For help with your energy bills, contact:
- National Energy Assistance Referral external icon(1-866-674-6327 (toll-free; TTY, 1-866-367-6228)
- Low Income Home Energy Assistance Program. You can email them at email@example.com
If you are using a portable heater, here are 7 Safety Tipsexternal icon from Consumer Product Safety Commission.
- Keep the house around 68°F to 70°F.
- Wear warm, thick clothing, including a hat, scarf, and gloves, as well as loose layers to increase the amount of body heat.
- Change your clothes as soon as you get inside. Wearing wet clothes causes your body temperature to drop. Dry clothes allow your body to
- If you drive somewhere, be prepared in case you get stranded.
- Keep warm blankets and clothing in your car.
- Keep food and water in your car.
- Keep a phone charger in your car.
- Take any necessary medicines with you.
Create a winter emergency supply kit to keep in your car
During the winter months, it’s important to make sure that surfaces are dry and safe for walking to reduce the risk of falling.
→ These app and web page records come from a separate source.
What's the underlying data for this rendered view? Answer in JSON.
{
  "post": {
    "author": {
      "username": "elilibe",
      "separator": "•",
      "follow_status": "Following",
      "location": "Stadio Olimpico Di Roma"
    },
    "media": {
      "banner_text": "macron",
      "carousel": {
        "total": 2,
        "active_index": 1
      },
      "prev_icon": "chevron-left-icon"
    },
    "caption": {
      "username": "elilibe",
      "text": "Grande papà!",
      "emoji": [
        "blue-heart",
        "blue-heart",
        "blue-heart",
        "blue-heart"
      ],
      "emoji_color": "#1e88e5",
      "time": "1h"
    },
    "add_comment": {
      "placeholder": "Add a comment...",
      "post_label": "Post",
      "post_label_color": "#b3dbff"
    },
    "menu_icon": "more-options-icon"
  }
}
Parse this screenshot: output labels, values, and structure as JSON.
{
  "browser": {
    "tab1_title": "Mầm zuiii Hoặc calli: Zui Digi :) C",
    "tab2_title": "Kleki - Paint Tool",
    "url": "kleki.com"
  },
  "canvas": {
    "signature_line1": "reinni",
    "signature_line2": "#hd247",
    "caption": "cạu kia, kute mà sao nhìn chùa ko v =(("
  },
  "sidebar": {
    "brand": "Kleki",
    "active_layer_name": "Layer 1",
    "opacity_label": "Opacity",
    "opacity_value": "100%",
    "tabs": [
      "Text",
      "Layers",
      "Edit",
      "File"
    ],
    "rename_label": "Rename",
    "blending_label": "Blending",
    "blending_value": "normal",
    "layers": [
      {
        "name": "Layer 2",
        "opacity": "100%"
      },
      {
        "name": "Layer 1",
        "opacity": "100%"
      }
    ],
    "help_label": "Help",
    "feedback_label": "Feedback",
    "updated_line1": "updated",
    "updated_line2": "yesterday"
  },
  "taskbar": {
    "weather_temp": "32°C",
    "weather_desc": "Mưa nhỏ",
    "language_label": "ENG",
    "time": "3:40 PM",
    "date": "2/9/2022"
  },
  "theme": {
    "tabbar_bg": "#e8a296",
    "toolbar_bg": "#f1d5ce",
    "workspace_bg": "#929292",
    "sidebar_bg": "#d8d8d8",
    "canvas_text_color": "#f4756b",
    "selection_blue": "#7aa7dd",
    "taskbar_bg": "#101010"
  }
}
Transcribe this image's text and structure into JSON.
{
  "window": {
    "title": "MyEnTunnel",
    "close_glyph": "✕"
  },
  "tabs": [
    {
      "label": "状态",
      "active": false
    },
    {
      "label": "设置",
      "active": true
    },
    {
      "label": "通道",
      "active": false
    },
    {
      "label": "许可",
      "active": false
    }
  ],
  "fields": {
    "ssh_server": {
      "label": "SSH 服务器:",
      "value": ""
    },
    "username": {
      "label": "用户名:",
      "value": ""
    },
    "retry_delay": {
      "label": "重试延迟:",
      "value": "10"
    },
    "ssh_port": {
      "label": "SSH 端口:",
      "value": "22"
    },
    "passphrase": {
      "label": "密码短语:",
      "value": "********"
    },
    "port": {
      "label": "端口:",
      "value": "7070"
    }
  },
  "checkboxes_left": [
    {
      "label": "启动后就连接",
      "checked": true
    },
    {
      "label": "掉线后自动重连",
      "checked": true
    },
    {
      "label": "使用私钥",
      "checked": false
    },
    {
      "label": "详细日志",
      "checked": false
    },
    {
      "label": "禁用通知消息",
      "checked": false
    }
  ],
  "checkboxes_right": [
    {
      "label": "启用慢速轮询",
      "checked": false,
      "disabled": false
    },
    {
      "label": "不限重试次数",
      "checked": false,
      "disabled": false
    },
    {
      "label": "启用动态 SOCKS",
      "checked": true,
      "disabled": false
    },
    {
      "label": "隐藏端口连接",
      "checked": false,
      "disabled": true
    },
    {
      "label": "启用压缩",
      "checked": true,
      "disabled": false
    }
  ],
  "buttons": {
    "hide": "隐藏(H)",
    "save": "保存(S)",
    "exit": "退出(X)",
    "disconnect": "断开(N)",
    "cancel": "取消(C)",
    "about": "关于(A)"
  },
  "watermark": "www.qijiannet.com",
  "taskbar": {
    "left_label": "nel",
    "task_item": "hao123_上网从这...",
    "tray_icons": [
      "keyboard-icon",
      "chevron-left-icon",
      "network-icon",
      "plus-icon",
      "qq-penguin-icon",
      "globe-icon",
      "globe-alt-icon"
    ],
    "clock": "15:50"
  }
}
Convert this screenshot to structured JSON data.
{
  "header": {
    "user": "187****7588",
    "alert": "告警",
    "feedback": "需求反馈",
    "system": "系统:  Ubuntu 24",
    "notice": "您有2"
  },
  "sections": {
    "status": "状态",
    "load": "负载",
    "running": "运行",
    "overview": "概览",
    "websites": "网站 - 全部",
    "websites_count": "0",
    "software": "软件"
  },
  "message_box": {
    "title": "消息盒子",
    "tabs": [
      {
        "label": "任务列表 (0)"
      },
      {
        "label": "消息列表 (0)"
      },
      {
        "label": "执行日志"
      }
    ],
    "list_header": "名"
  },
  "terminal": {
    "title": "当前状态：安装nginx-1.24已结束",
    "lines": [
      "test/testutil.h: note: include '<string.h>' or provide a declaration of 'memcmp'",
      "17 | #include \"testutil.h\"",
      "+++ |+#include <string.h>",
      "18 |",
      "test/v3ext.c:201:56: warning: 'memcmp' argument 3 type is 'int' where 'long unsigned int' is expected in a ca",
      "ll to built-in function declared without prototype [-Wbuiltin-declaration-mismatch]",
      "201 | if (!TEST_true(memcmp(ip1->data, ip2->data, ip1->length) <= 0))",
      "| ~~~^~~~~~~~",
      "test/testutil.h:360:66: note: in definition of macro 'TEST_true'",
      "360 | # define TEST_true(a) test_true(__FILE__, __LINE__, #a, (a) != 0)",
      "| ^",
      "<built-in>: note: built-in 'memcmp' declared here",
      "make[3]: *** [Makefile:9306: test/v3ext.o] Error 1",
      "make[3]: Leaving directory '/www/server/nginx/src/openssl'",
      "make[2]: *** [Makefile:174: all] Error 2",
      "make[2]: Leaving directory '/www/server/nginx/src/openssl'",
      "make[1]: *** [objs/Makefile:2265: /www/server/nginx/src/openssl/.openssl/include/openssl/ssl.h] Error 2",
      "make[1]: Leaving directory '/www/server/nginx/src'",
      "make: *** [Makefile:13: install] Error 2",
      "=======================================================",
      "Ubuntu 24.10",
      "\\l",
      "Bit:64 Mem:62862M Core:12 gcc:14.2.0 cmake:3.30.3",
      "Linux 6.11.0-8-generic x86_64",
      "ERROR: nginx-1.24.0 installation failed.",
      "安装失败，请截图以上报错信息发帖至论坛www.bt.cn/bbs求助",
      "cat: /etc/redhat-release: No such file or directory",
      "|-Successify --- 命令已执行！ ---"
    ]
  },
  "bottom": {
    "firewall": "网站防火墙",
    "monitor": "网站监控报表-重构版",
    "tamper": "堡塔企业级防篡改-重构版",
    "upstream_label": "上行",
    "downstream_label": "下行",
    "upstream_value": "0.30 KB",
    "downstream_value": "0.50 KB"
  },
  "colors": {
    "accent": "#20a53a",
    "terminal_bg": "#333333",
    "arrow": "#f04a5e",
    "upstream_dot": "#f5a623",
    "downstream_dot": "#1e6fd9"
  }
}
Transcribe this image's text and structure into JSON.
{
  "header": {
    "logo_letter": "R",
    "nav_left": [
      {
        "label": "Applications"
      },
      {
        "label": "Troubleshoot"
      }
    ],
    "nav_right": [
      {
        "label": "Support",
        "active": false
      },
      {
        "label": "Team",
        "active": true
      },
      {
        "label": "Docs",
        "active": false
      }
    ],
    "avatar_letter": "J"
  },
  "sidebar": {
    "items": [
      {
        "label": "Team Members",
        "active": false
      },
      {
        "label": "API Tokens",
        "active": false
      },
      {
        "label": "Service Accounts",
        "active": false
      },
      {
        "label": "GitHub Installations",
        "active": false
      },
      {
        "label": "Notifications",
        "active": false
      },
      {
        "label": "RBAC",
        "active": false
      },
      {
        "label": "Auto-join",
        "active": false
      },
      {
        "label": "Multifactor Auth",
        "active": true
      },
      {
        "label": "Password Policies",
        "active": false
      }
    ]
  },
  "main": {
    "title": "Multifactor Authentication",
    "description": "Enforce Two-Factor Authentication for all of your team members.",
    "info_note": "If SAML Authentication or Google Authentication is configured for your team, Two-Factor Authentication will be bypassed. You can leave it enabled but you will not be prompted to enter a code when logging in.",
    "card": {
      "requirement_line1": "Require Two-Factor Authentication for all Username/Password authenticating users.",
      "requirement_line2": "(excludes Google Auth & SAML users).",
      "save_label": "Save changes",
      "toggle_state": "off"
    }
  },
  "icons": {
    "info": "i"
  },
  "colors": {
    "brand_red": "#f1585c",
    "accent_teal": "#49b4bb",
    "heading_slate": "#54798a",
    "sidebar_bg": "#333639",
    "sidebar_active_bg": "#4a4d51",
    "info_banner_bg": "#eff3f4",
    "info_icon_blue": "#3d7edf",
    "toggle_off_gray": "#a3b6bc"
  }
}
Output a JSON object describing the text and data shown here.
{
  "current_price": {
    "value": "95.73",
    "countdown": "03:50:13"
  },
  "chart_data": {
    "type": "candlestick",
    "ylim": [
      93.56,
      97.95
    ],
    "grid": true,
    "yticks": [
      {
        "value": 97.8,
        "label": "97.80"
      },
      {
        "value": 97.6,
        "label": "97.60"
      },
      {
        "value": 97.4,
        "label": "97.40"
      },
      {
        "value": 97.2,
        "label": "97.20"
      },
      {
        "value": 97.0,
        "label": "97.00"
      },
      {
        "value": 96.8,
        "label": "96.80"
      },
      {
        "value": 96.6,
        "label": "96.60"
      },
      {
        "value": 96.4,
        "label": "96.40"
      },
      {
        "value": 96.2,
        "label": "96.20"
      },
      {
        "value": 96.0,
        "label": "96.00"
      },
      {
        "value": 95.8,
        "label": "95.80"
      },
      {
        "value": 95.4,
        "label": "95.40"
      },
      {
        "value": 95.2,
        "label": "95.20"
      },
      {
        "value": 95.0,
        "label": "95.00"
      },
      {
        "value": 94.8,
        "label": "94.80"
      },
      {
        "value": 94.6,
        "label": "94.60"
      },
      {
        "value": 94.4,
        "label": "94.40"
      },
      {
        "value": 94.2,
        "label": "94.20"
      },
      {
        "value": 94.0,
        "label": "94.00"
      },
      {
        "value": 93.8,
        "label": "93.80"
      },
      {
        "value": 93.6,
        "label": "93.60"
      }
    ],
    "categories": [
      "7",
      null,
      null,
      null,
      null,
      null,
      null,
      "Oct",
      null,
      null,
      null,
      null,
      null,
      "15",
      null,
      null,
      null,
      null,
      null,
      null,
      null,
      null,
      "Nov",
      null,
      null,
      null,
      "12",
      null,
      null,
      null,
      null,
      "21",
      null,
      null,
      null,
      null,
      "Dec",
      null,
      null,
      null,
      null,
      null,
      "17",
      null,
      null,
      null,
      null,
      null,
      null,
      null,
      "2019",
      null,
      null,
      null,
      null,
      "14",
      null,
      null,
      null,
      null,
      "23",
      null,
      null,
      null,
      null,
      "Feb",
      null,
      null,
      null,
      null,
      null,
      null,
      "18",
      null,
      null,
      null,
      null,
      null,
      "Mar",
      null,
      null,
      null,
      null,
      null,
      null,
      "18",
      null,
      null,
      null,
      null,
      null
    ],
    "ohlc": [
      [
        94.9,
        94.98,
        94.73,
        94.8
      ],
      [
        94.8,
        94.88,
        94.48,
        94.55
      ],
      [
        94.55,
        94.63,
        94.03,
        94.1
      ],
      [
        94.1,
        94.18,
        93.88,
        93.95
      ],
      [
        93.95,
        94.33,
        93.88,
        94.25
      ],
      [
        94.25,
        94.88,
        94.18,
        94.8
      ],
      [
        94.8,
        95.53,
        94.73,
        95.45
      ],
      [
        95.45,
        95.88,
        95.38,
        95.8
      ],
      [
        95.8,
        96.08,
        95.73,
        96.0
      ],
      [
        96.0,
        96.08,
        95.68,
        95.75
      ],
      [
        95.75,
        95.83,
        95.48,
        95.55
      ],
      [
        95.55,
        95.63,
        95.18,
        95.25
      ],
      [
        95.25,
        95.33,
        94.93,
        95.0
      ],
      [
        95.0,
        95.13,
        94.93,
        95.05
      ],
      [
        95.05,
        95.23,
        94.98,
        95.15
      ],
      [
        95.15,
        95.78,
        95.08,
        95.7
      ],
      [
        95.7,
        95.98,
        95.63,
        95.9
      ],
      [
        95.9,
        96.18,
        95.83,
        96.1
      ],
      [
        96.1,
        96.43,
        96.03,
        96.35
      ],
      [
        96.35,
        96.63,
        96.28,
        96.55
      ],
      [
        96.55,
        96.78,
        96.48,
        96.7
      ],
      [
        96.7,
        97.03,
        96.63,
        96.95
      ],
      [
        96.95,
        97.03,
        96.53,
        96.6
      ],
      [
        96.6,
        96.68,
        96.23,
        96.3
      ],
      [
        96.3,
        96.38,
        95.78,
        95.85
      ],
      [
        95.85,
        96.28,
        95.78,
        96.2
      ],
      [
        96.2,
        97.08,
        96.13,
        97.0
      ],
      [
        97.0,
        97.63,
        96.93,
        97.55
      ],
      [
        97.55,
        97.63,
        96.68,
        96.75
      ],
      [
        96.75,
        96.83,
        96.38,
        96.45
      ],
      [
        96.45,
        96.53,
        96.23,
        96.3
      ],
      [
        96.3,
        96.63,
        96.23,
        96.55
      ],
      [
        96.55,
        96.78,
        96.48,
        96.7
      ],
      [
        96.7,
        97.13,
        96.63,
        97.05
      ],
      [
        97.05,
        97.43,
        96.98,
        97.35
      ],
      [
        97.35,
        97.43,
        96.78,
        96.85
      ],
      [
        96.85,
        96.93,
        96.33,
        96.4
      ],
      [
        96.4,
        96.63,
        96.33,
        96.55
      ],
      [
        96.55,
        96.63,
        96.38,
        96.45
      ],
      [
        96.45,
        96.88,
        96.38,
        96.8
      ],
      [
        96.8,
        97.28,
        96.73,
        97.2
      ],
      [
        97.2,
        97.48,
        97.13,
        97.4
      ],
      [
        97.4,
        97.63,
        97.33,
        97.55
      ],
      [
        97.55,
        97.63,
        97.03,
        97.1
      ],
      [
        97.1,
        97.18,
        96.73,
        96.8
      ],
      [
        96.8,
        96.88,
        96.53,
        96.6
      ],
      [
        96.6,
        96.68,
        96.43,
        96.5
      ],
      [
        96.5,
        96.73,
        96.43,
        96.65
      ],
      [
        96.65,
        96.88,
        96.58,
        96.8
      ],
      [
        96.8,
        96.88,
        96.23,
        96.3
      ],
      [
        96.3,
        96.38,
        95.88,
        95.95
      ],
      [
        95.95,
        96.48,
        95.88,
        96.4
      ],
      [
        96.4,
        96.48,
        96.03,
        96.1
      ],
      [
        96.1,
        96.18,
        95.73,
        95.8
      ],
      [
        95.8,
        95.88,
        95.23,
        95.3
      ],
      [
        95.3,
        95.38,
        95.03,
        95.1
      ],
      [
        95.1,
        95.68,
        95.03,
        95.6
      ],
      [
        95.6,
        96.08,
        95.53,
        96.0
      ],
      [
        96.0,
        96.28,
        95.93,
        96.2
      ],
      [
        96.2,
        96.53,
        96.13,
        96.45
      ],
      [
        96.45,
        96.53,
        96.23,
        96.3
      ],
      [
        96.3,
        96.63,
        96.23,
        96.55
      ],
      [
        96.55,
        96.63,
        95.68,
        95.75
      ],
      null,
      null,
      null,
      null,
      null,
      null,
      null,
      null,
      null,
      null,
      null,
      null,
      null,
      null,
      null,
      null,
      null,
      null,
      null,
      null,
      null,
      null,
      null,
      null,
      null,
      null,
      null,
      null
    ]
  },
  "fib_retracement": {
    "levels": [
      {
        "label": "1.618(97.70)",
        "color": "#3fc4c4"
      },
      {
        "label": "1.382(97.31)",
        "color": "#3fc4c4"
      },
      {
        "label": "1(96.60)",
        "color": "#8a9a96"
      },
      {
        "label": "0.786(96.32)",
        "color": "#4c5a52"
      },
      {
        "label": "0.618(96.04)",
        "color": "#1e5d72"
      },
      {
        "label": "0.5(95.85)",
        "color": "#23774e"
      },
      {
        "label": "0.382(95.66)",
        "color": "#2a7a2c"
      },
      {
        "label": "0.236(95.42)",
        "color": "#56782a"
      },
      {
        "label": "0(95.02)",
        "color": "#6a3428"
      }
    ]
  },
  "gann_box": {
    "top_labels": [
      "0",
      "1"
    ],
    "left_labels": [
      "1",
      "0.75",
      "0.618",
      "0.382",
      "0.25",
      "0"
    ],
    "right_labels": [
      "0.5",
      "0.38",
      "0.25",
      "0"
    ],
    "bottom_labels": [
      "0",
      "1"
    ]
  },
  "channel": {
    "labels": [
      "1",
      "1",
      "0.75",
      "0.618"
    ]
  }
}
These tips can you help prevent falls in icy and snowy weather:
- Make sure there is enough lighting outdoors, especially near walkways and stairs. Low lighting is a major cause of falls. Motion-sensor lights might be useful.
- Keep outside walkways and steps clear of snow, ice, and any objects
- If your home’s main entrance is often icy during the winter months, use a different entrance if you can.
- Make sure your steps are sturdy and have textured grip to reduce fallsexternal icon if the weather is icy or wet.
- If you use walking aids such as a cane, walker, or a wheelchair, dry the wheels or tips of each before entering your home.
- Keep a small table or shelf near the entry door to put items while unlocking the door. This reduces distractions and dangers of slipping or tripping while trying to enter your home.
As a friend, family member, or caregiver to an older adult during the winter months, you can:
- Consider having a remote indoor air temperature sensor or monitor installed.
- Have the name and contact information of a nearby family member or friend who can regularly check in on them.
- Create a care plan with them to provide structure for both of you. The care plan should include ways to maintain a healthy body temperature and note if any medicines they take affect their ability to regulate body temperature.
- If you are checking in on an older adult, try to check in on them in person or by telephone as often as possible or at agreed times to make sure they:
- Are staying hydrated.
- Have the living space set to a comfortable temperature.
- Are keeping warm.
- Don’t show signs of hypothermia.
- CDC: Winter Weather
- CDC: Prevent Hypothermia and Frostbite
- Disaster Preparedness Tips for Older Adults: Coping with Winterexternal icon
- National Institute on Aging: Cold Weather Safety for Older Adultsexternal icon
- National Institute on Aging: Making a Home Safe for Someone with Alzheimer’s or Related Dementiasexternal icon